Excerpt from Regulation (EU) 2016/679 of the European Parliament and of the Council of 27 April 2016 on the protection of individuals with regard to the processing of personal data and on the free movement of such data and repealing Directive 95/46 / EC (General Regulation on data protection).
Article 2, paragraph This Regulation shall apply to the processing of personal data carried out in whole or in part by means of automatic data processing and to other non-automatic processing of personal data which are or will be contained in a register.
Article 33. In the event of a breach of personal data security, the controller shall, without undue delay and, if possible, within 72 hours of becoming aware of it, notify the breach of personal data security to the supervisory authority competent in accordance with Article 55, unless this is unlikely; , that the breach of personal data security involves a risk to the rights or freedoms of natural persons. If the notification to the supervisory authority is not made within 72 hours, it shall be accompanied by a reason for the delay.
PCS. 2. The data controller shall notify the data controller without undue delay after becoming aware of a breach of personal data security.
PCS. 3. The The notification referred to in paragraph 1 must at least:

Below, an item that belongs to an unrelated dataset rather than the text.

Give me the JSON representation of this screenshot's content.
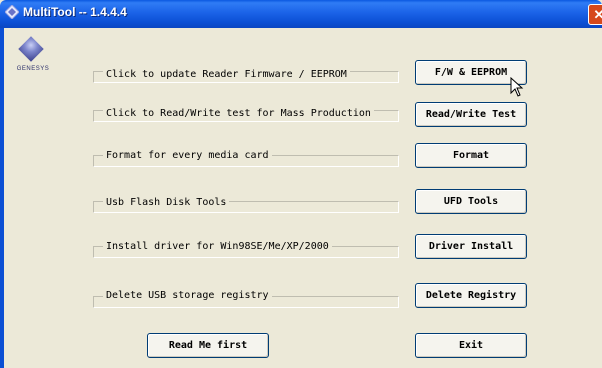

describe the nature of the breach of personal data security, including, if possible, the categories and approximate number of data subjects concerned, as well as the categories and approximate number of personal data records concerned;
provide the name and contact details of the data protection adviser or another contact point where further information can be obtained
describe the likely consequences of the breach of personal data security
describe the measures taken or proposed by the data controller to deal with the breach of personal data security, including, where appropriate, measures to limit its potential harmful effects.

PCS. 4. When and insofar as it is not possible to provide the information in aggregate, the information may be communicated step by step without undue further delay.
PCS. 5. The data controller shall document all breaches of personal data security, including the facts of the breach of personal data security, its effects and the remedial measures taken. This documentation must enable the supervisory authority to verify compliance with this article.
Article 34. Where a breach of personal data security is likely to involve a high risk to the rights and freedoms of natural persons, the controller shall without undue delay notify the data subject of the breach of personal data security.
PCS. The notification of the data subject in accordance with paragraph 2 of this Article. Paragraph 1 must describe in clear and comprehensible language the nature of the breach of personal data security and contain at least the information and measures referred to in Article 33 (1). 3 (b), (c) and (d).
PCS. It is not necessary to notify the data subject as referred to in paragraph 1. 1, if one of the following conditions is met:

the data controller has implemented appropriate technical and organizational protection measures, and these measures have been applied to the personal data affected by the breach of personal data security, in particular measures that make the personal data incomprehensible to anyone who has not authorized access to it, such as encryption
the data controller has taken subsequent measures to ensure that the high risk to data subjects' rights and freedoms referred to in paragraph 1 1 is probably no longer real
it will require a disproportionate effort. In such a case, a public announcement or equivalent measure must be taken instead, informing the data subjects in a similarly effective manner.

PCS. 4. If the data controller has not already notified the data subject of the breach of personal data security, the supervisory authority may, after considering the likelihood that the breach of personal data security involves a high risk, require the data controller to do so or decide that one of the conditions in PCS. 3 are met.

[1] Regulation (EU) 2016/679 of the European Parliament and of the Council of 27 April 2016 on the protection of individuals with regard to the processing of personal data and on the free movement of such data and repealing Directive 95/46 / EC (General data protection regulation).